Restate the material below word for word, from its first line to its last.

Start of The data

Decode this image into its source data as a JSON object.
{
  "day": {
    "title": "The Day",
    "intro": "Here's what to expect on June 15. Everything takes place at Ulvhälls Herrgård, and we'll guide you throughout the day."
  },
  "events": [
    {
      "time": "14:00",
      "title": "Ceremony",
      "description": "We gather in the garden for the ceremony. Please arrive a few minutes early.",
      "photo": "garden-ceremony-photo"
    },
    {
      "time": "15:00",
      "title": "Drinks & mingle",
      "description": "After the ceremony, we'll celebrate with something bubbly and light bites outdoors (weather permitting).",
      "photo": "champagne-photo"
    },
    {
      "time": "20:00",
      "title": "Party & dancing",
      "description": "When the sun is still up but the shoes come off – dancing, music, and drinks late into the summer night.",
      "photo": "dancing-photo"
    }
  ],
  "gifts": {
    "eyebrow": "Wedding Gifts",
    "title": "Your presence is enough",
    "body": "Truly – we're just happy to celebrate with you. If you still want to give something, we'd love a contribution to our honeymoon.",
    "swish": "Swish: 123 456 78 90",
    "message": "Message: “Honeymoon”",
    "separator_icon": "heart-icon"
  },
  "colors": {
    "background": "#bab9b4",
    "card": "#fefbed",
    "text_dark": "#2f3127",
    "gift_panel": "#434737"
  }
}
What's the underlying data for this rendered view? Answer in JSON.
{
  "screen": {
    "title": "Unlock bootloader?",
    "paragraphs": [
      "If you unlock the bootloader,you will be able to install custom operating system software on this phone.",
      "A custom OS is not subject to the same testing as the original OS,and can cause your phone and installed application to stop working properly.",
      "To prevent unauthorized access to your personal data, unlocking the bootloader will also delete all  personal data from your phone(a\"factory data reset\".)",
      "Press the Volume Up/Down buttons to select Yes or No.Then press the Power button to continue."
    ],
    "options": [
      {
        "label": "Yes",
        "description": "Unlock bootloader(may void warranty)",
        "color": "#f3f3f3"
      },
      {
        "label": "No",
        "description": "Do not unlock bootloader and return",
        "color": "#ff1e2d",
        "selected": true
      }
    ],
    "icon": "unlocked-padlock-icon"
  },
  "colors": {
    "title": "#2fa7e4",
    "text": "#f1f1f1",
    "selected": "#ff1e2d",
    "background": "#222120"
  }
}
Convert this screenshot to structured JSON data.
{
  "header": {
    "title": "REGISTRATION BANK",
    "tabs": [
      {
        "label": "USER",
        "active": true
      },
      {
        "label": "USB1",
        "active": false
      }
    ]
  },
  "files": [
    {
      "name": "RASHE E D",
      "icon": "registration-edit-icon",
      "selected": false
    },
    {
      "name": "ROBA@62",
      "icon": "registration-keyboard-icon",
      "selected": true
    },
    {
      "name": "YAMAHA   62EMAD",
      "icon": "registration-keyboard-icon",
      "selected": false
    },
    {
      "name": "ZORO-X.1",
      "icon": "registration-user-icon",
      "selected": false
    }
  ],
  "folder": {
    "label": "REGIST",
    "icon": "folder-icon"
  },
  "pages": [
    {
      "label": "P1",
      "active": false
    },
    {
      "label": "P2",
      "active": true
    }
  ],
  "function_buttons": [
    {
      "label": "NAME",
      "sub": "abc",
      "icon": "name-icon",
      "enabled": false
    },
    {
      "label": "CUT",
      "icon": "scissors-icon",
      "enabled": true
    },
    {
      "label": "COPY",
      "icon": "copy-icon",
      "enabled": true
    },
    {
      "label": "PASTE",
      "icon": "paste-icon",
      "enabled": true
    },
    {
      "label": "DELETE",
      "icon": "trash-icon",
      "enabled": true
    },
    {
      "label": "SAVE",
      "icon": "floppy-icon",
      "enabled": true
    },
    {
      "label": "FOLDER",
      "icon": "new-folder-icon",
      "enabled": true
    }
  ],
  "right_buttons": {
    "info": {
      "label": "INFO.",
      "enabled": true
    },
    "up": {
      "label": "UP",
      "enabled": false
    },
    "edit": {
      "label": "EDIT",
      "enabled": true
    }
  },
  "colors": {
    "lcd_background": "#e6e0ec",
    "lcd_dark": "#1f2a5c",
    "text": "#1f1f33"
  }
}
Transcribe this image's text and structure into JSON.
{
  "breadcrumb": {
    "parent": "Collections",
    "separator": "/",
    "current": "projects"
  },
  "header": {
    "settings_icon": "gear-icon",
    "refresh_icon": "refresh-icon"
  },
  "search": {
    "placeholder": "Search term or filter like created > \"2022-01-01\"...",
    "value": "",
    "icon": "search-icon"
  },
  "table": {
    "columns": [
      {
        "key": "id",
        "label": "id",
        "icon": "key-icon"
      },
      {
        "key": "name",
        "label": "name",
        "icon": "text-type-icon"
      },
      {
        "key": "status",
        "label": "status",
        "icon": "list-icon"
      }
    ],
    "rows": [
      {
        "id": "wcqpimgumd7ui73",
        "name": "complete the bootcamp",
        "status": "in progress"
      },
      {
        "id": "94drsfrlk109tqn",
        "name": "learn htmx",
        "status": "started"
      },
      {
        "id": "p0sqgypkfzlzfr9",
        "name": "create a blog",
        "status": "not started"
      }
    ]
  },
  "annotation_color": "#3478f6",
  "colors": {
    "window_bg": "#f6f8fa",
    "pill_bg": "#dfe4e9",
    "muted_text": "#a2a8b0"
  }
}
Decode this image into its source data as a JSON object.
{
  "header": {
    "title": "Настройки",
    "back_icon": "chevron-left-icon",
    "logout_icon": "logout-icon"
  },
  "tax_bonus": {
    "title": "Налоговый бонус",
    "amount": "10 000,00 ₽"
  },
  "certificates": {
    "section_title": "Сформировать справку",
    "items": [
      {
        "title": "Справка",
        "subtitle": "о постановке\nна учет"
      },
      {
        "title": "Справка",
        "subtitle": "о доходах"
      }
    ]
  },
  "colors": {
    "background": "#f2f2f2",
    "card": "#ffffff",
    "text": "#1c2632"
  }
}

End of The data

### Exercise result
Decode this image into its source data as a JSON object.
{
  "day": {
    "title": "The Day",
    "intro": "Here's what to expect on June 15. Everything takes place at Ulvhälls Herrgård, and we'll guide you throughout the day."
  },
  "events": [
    {
      "time": "14:00",
      "title": "Ceremony",
      "description": "We gather in the garden for the ceremony. Please arrive a few minutes early.",
      "photo": "garden-ceremony-photo"
    },
    {
      "time": "15:00",
      "title": "Drinks & mingle",
      "description": "After the ceremony, we'll celebrate with something bubbly and light bites outdoors (weather permitting).",
      "photo": "champagne-photo"
    },
    {
      "time": "20:00",
      "title": "Party & dancing",
      "description": "When the sun is still up but the shoes come off – dancing, music, and drinks late into the summer night.",
      "photo": "dancing-photo"
    }
  ],
  "gifts": {
    "eyebrow": "Wedding Gifts",
    "title": "Your presence is enough",
    "body": "Truly – we're just happy to celebrate with you. If you still want to give something, we'd love a contribution to our honeymoon.",
    "swish": "Swish: 123 456 78 90",
    "message": "Message: “Honeymoon”",
    "separator_icon": "heart-icon"
  },
  "colors": {
    "background": "#bab9b4",
    "card": "#fefbed",
    "text_dark": "#2f3127",
    "gift_panel": "#434737"
  }
}
What's the underlying data for this rendered view? Answer in JSON.
{
  "screen": {
    "title": "Unlock bootloader?",
    "paragraphs": [
      "If you unlock the bootloader,you will be able to install custom operating system software on this phone.",
      "A custom OS is not subject to the same testing as the original OS,and can cause your phone and installed application to stop working properly.",
      "To prevent unauthorized access to your personal data, unlocking the bootloader will also delete all  personal data from your phone(a\"factory data reset\".)",
      "Press the Volume Up/Down buttons to select Yes or No.Then press the Power button to continue."
    ],
    "options": [
      {
        "label": "Yes",
        "description": "Unlock bootloader(may void warranty)",
        "color": "#f3f3f3"
      },
      {
        "label": "No",
        "description": "Do not unlock bootloader and return",
        "color": "#ff1e2d",
        "selected": true
      }
    ],
    "icon": "unlocked-padlock-icon"
  },
  "colors": {
    "title": "#2fa7e4",
    "text": "#f1f1f1",
    "selected": "#ff1e2d",
    "background": "#222120"
  }
}
Convert this screenshot to structured JSON data.
{
  "header": {
    "title": "REGISTRATION BANK",
    "tabs": [
      {
        "label": "USER",
        "active": true
      },
      {
        "label": "USB1",
        "active": false
      }
    ]
  },
  "files": [
    {
      "name": "RASHE E D",
      "icon": "registration-edit-icon",
      "selected": false
    },
    {
      "name": "ROBA@62",
      "icon": "registration-keyboard-icon",
      "selected": true
    },
    {
      "name": "YAMAHA   62EMAD",
      "icon": "registration-keyboard-icon",
      "selected": false
    },
    {
      "name": "ZORO-X.1",
      "icon": "registration-user-icon",
      "selected": false
    }
  ],
  "folder": {
    "label": "REGIST",
    "icon": "folder-icon"
  },
  "pages": [
    {
      "label": "P1",
      "active": false
    },
    {
      "label": "P2",
      "active": true
    }
  ],
  "function_buttons": [
    {
      "label": "NAME",
      "sub": "abc",
      "icon": "name-icon",
      "enabled": false
    },
    {
      "label": "CUT",
      "icon": "scissors-icon",
      "enabled": true
    },
    {
      "label": "COPY",
      "icon": "copy-icon",
      "enabled": true
    },
    {
      "label": "PASTE",
      "icon": "paste-icon",
      "enabled": true
    },
    {
      "label": "DELETE",
      "icon": "trash-icon",
      "enabled": true
    },
    {
      "label": "SAVE",
      "icon": "floppy-icon",
      "enabled": true
    },
    {
      "label": "FOLDER",
      "icon": "new-folder-icon",
      "enabled": true
    }
  ],
  "right_buttons": {
    "info": {
      "label": "INFO.",
      "enabled": true
    },
    "up": {
      "label": "UP",
      "enabled": false
    },
    "edit": {
      "label": "EDIT",
      "enabled": true
    }
  },
  "colors": {
    "lcd_background": "#e6e0ec",
    "lcd_dark": "#1f2a5c",
    "text": "#1f1f33"
  }
}
Transcribe this image's text and structure into JSON.
{
  "breadcrumb": {
    "parent": "Collections",
    "separator": "/",
    "current": "projects"
  },
  "header": {
    "settings_icon": "gear-icon",
    "refresh_icon": "refresh-icon"
  },
  "search": {
    "placeholder": "Search term or filter like created > \"2022-01-01\"...",
    "value": "",
    "icon": "search-icon"
  },
  "table": {
    "columns": [
      {
        "key": "id",
        "label": "id",
        "icon": "key-icon"
      },
      {
        "key": "name",
        "label": "name",
        "icon": "text-type-icon"
      },
      {
        "key": "status",
        "label": "status",
        "icon": "list-icon"
      }
    ],
    "rows": [
      {
        "id": "wcqpimgumd7ui73",
        "name": "complete the bootcamp",
        "status": "in progress"
      },
      {
        "id": "94drsfrlk109tqn",
        "name": "learn htmx",
        "status": "started"
      },
      {
        "id": "p0sqgypkfzlzfr9",
        "name": "create a blog",
        "status": "not started"
      }
    ]
  },
  "annotation_color": "#3478f6",
  "colors": {
    "window_bg": "#f6f8fa",
    "pill_bg": "#dfe4e9",
    "muted_text": "#a2a8b0"
  }
}
Decode this image into its source data as a JSON object.
{
  "header": {
    "title": "Настройки",
    "back_icon": "chevron-left-icon",
    "logout_icon": "logout-icon"
  },
  "tax_bonus": {
    "title": "Налоговый бонус",
    "amount": "10 000,00 ₽"
  },
  "certificates": {
    "section_title": "Сформировать справку",
    "items": [
      {
        "title": "Справка",
        "subtitle": "о постановке\nна учет"
      },
      {
        "title": "Справка",
        "subtitle": "о доходах"
      }
    ]
  },
  "colors": {
    "background": "#f2f2f2",
    "card": "#ffffff",
    "text": "#1c2632"
  }
}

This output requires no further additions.